REQUIRED ACTION:
Wherever the string "이스라엘은" shows up in the records below, return that line.

DATA FOR REVIEW:
================
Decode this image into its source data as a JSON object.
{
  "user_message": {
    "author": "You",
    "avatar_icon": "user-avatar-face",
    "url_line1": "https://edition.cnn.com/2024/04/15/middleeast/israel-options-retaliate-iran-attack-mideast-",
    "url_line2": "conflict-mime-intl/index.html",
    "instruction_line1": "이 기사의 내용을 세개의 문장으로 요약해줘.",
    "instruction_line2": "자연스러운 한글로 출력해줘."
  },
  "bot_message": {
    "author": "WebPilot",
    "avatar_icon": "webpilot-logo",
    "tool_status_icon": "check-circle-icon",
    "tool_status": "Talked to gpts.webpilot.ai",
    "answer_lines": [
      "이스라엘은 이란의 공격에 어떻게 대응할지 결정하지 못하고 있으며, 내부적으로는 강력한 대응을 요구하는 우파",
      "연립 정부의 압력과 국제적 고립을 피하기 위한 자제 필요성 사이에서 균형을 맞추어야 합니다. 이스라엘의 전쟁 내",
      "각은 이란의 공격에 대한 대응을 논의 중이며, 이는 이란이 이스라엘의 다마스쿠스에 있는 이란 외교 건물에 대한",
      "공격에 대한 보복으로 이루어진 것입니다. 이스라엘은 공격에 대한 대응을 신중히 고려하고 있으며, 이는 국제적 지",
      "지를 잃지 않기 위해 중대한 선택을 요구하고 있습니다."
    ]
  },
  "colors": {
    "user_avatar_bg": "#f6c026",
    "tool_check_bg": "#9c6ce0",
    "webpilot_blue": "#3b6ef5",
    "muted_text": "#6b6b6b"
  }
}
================
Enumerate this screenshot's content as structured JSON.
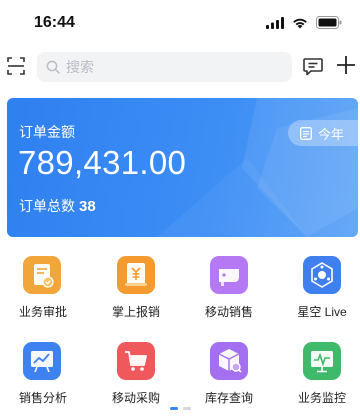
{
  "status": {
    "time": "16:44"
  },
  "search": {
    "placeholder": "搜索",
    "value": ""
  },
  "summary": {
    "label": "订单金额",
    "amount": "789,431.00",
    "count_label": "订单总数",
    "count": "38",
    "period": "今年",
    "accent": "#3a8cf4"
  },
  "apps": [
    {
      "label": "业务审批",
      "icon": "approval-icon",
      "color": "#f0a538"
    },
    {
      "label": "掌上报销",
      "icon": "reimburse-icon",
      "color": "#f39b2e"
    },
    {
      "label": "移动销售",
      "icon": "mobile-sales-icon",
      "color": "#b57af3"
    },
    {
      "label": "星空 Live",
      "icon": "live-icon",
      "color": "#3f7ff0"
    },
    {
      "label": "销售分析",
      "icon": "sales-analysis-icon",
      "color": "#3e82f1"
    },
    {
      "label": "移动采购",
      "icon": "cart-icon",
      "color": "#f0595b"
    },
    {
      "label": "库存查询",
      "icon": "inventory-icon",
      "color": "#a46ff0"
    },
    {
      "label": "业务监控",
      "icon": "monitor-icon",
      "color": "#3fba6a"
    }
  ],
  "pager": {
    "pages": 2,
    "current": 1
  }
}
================
COMPLETED TASK:
      "이스라엘은 이란의 공격에 어떻게 대응할지 결정하지 못하고 있으며, 내부적으로는 강력한 대응을 요구하는 우파",
      "공격에 대한 보복으로 이루어진 것입니다. 이스라엘은 공격에 대한 대응을 신중히 고려하고 있으며, 이는 국제적 지",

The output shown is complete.